My personal opinion is that if religion tries to regulate things like that then it deserves certain restrictions itself.

But I think that you are judging a religion of millions based on what a certain minority do.


I value my freedom more.

I am genuinly curious to know when the restrctions imposed by the muslim population curtailed your personal freedoms. I mean I don't live in Lithuania so how would I know.

So I interpret this law a symbolic call of attention to insecurities and problems that people are experiencing. Of course it would make no sense in a long run.

Those insecurites should be dealt with to be sure. But is this really an effective way of doing that? I would think it would just alienate muslims more and make them more prone to religious extremism.
 
Banning religious architecture, ridiculous. They're pillars for christ's sake! Now I'd agree to a law about speakers and projecting sound from them, but their physical presence? Just plain stupid.

Perhaps a simple solution is designing it to look like just any other building outside, and inside the architecture could transport you to a different world. You'd get to please the people who no longer have to look at it, and you'd get to have everything you'd want inside...

Designed with properly sound proof walls and not even your neighbours would know.

Atara, your nation is famed for being conservative, where do you get the liberal side of it?
 
Muslim situation in Europe is quite different from US. They migrate here in large numbers from Turkey, Africa and the Middle East. And a lot of them do not even try to integrate into the society.
Well yes, this make some sense, and you're right, where this does happens here in Texas, it is not met with overwhelming appreciation.
 
Is anybody overthere planning on challenging the law?

:m056:
There is a left party that considers going to the European court of human rights in Strassburg to lodge a complaint.
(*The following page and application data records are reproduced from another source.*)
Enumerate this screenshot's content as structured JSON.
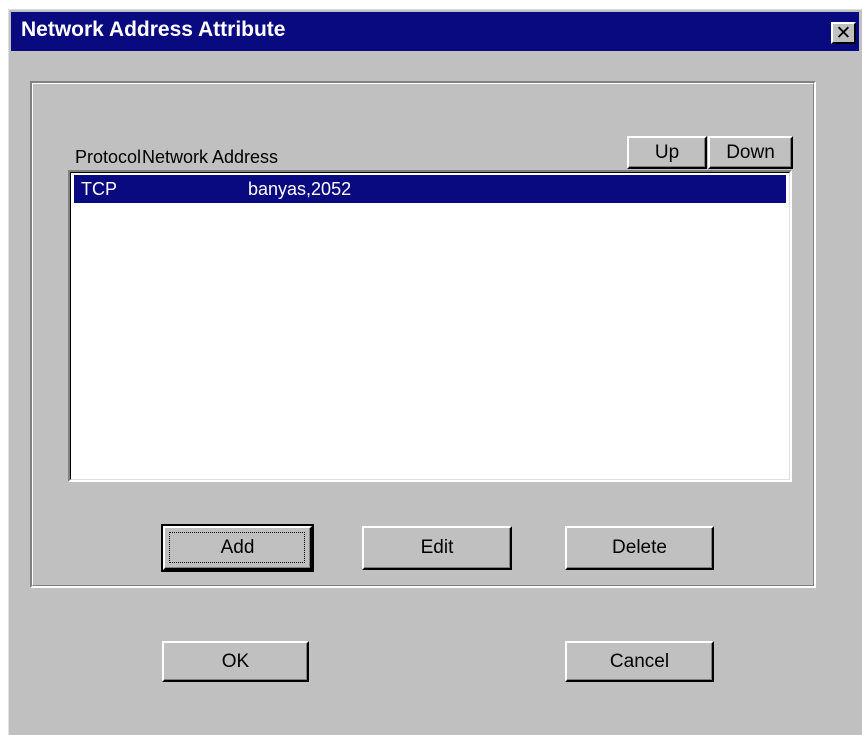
{
  "window": {
    "title": "Network Address Attribute",
    "close_glyph": "✕"
  },
  "list": {
    "headers": {
      "protocol": "Protocol",
      "address": "Network Address"
    },
    "rows": [
      {
        "protocol": "TCP",
        "address": "banyas,2052",
        "selected": true
      }
    ]
  },
  "buttons": {
    "up": "Up",
    "down": "Down",
    "add": "Add",
    "edit": "Edit",
    "delete": "Delete",
    "ok": "OK",
    "cancel": "Cancel"
  },
  "colors": {
    "titlebar": "#0a0a80",
    "face": "#c0c0c0",
    "selection": "#0a0a80"
  }
}
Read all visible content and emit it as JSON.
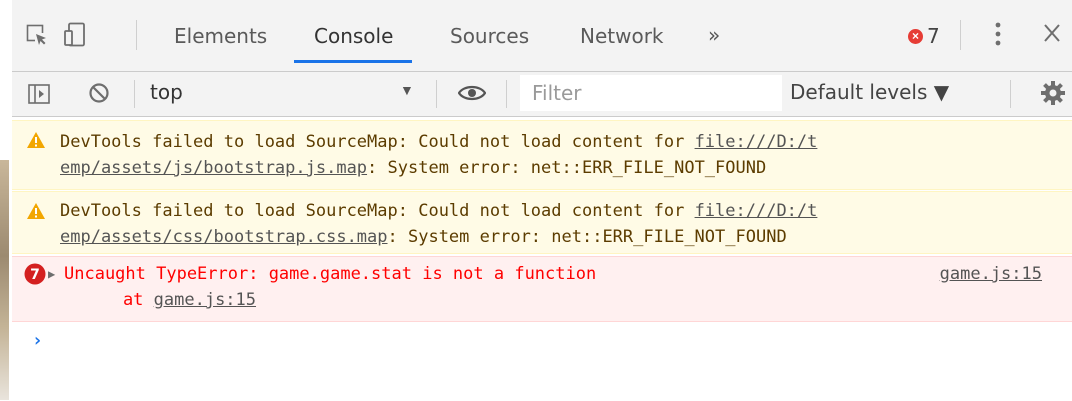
{
  "tabbar": {
    "tabs": [
      {
        "label": "Elements"
      },
      {
        "label": "Console"
      },
      {
        "label": "Sources"
      },
      {
        "label": "Network"
      }
    ],
    "more_label": "»",
    "error_count": "7",
    "error_badge_glyph": "×"
  },
  "toolbar": {
    "context": "top",
    "context_arrow": "▼",
    "filter_placeholder": "Filter",
    "levels_label": "Default levels ▼"
  },
  "messages": [
    {
      "level": "warning",
      "line1_prefix": "DevTools failed to load SourceMap: Could not load content for ",
      "line1_link": "file:///D:/t",
      "line2_link": "emp/assets/js/bootstrap.js.map",
      "line2_suffix": ": System error: net::ERR_FILE_NOT_FOUND"
    },
    {
      "level": "warning",
      "line1_prefix": "DevTools failed to load SourceMap: Could not load content for ",
      "line1_link": "file:///D:/t",
      "line2_link": "emp/assets/css/bootstrap.css.map",
      "line2_suffix": ": System error: net::ERR_FILE_NOT_FOUND"
    },
    {
      "level": "error",
      "repeat_count": "7",
      "expand_glyph": "▶",
      "text": "Uncaught TypeError: game.game.stat is not a function",
      "stack_prefix": "    at ",
      "stack_link": "game.js:15",
      "source_link": "game.js:15"
    }
  ],
  "prompt_glyph": "›",
  "colors": {
    "accent": "#1a73e8",
    "warning_bg": "#fffbe6",
    "error_bg": "#fff0f0",
    "error_text": "#ff0000",
    "error_badge": "#e63c35",
    "warning_icon": "#f2a600"
  },
  "icons": [
    "inspect-element-icon",
    "device-toolbar-icon",
    "sidebar-toggle-icon",
    "clear-console-icon",
    "eye-icon",
    "gear-icon",
    "kebab-menu-icon",
    "close-icon",
    "warning-icon",
    "error-icon"
  ]
}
Switzerland has a pact with the UN (UNO-Pakt II) and is legally bound to the European human rights convention, both of which are contradicted by the law in question. But there is no way of knowing what the outcome of that would be.
Some of us are also considering starting an initiative (Volksinitiative) meaning that if we get 100'000 signatures of Swiss people in less than 18 months, we can revote or vote on a slightly different law in two or three years.
To me, neither of the options above seem completely satisfactory.